What was your toughest mental opponent on the path to your black belt?
I think that we are our own worst enemies when it comes to our finances. Achieving a measure of financial freedom or becoming a millionaire took me about 10 years of solid commitment. During those 10 years, I experienced a lot of doubt and negative thoughts when things didn’t go my way. I think a lot of people struggle with staying the course and believing in themselves. There are lots of reasons and excuses for people to just give up. The key is to stick it out and never give up.
There are a lot more financial white belts than black belts out there. How do you think differently than the average person when it comes to money?
I can say things like focus, determination, and drive, but lots of people possess those qualities and don’t necessarily go on to building multi-million dollar wealth. For most of us, myself included, things can’t happen fast enough. What I’ve learned is that PATIENCE is key to financial success. 99.99% of aspiring millionaires won’t achieve it overnight. It takes about 10 solid years. To get there you need to have some patience and the determination to see it through without giving up your goals.
What does wealth mean to you? Should everyone pursue it?
Everyone says that there are more important things in life than money – and that’s true. But frankly having some money makes things a lot easier! So, of course, everyone should pursue it.
The majority of stress in people’s lives and in their relationships involves money – more often than not, the lack thereof. Once we eliminate that problem, the vast majority of the day to day problems that cause us so much anxiety and stress isn’t really that big of a deal.
Should people follow their passions or just do something practical?
I don’t believe that it’s really practical for everyone to truly follow their passions and succeed. There are lots of struggling artists, actors, musicians and writers out there. I think we need to be realistic and do something practical. You can always pursue your passion on the side and if it was meant to be then you’ll succeed.
What is your weapon of choice? (favorite money tool/app)
I’m old school, my favorite tool is my Excel spreadsheet!
What has been your favorite way to earn money?
I would have to say online income from my blog and stock dividends.
What’s your favorite way to use money?
Right now, I like to use my money to earn more money or pay down debt. Pretty boring stuff, but I’m starting to ease up a little and enjoy life.
What’s your one piece of money advice to us financial underbelts?
Building wealth and becoming a millionaire is all about Time and Money. The more money you save and the sooner you start investing, the faster you’ll get there. So I’d say, make as much money as you possibly can at your day job and increase it through side hustles. Then learn as much as you can about investing and start investing your hard earned money into passive income sources like index funds, dividend stocks and real estate.

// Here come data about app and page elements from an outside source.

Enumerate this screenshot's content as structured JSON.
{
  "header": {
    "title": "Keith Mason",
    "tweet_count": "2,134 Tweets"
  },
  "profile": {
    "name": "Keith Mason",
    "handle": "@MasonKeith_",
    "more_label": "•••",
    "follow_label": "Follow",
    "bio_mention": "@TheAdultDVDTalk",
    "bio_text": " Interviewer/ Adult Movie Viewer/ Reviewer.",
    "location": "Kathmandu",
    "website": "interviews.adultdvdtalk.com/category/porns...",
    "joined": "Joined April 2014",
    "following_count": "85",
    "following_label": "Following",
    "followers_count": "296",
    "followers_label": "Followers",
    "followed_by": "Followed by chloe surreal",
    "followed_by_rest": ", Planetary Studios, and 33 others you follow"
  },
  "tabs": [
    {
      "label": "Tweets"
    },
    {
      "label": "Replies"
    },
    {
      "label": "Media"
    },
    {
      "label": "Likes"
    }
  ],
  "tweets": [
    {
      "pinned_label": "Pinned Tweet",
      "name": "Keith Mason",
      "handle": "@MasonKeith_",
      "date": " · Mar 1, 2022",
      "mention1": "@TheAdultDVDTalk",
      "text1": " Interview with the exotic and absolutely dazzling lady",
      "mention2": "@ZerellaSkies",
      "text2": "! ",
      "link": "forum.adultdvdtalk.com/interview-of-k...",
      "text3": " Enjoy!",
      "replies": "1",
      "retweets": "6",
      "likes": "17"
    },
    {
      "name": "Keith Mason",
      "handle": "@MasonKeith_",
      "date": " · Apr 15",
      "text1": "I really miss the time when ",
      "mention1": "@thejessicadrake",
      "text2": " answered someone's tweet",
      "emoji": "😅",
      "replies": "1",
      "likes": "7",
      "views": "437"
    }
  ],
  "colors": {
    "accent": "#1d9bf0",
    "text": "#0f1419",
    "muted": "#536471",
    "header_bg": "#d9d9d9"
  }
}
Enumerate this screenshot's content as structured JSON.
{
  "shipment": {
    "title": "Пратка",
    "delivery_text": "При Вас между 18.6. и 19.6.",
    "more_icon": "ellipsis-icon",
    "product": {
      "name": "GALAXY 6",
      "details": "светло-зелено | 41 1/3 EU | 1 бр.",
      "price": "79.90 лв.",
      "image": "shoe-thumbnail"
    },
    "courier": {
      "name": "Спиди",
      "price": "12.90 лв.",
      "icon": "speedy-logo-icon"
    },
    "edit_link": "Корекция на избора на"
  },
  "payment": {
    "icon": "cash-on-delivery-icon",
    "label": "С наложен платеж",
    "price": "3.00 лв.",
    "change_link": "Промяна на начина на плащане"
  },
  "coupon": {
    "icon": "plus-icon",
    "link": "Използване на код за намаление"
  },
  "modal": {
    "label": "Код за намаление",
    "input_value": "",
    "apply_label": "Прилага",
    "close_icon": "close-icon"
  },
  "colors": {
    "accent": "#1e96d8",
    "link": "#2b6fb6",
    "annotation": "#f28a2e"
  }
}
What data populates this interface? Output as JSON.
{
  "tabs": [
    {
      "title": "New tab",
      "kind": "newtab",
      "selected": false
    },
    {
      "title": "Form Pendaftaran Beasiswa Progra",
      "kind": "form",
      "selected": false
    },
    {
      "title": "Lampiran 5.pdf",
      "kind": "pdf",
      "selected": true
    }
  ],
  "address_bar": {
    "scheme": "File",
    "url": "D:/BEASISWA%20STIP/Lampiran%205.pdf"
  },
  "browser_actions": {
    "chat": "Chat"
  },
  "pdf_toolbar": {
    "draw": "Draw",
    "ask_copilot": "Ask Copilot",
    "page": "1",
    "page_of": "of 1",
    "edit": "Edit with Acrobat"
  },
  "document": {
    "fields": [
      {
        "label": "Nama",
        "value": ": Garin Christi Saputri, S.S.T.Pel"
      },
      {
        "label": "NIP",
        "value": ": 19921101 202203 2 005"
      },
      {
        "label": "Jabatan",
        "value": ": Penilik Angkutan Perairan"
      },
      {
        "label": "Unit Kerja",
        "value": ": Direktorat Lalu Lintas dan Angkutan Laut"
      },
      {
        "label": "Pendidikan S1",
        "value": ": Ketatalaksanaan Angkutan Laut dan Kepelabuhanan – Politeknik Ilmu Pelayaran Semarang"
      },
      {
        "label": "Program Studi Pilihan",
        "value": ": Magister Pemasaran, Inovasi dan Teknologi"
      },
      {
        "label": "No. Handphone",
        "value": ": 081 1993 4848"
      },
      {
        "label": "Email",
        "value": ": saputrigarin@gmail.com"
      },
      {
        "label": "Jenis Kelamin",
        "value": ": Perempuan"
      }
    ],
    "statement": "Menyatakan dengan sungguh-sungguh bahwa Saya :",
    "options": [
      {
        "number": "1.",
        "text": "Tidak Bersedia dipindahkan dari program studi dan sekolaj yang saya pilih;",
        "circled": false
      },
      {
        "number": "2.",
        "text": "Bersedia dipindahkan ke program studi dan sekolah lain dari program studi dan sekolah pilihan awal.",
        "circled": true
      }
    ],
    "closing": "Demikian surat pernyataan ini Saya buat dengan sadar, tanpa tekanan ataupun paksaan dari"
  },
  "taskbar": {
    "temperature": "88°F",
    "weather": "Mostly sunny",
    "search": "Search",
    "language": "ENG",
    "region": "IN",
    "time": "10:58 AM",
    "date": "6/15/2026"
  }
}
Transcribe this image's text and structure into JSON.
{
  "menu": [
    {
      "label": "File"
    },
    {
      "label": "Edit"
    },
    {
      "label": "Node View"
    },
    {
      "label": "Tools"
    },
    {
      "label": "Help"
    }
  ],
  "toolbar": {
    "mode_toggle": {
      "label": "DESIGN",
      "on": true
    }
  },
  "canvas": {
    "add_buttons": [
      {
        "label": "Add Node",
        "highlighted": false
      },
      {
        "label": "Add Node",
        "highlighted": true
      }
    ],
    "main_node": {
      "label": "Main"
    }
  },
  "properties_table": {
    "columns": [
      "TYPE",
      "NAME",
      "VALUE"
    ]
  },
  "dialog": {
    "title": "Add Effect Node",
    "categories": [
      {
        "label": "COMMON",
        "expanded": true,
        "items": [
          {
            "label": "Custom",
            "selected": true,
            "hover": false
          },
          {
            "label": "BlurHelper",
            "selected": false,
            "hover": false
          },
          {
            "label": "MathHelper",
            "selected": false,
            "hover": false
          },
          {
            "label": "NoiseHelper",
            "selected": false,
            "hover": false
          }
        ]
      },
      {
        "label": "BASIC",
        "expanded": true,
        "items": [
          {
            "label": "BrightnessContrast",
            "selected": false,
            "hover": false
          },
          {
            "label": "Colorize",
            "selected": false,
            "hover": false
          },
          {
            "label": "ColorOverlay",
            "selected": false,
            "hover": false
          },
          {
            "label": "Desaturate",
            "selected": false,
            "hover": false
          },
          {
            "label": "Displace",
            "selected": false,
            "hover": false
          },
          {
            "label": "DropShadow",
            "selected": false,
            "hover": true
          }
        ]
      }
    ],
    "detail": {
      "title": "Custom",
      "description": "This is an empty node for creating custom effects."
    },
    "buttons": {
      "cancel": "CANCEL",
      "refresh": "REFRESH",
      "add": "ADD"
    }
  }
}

Nathan created Millionaire Dojo to document his journey to reaching a million dollar net worth so that others may be inspired to follow the same path. He and his wife reached a net worth of one hundred thousand by the age of 25 and has been featured on Business Insider. His blog focuses on practical advice that can be implemented immediately in the form of saving money, earning more, and investing to create passive income.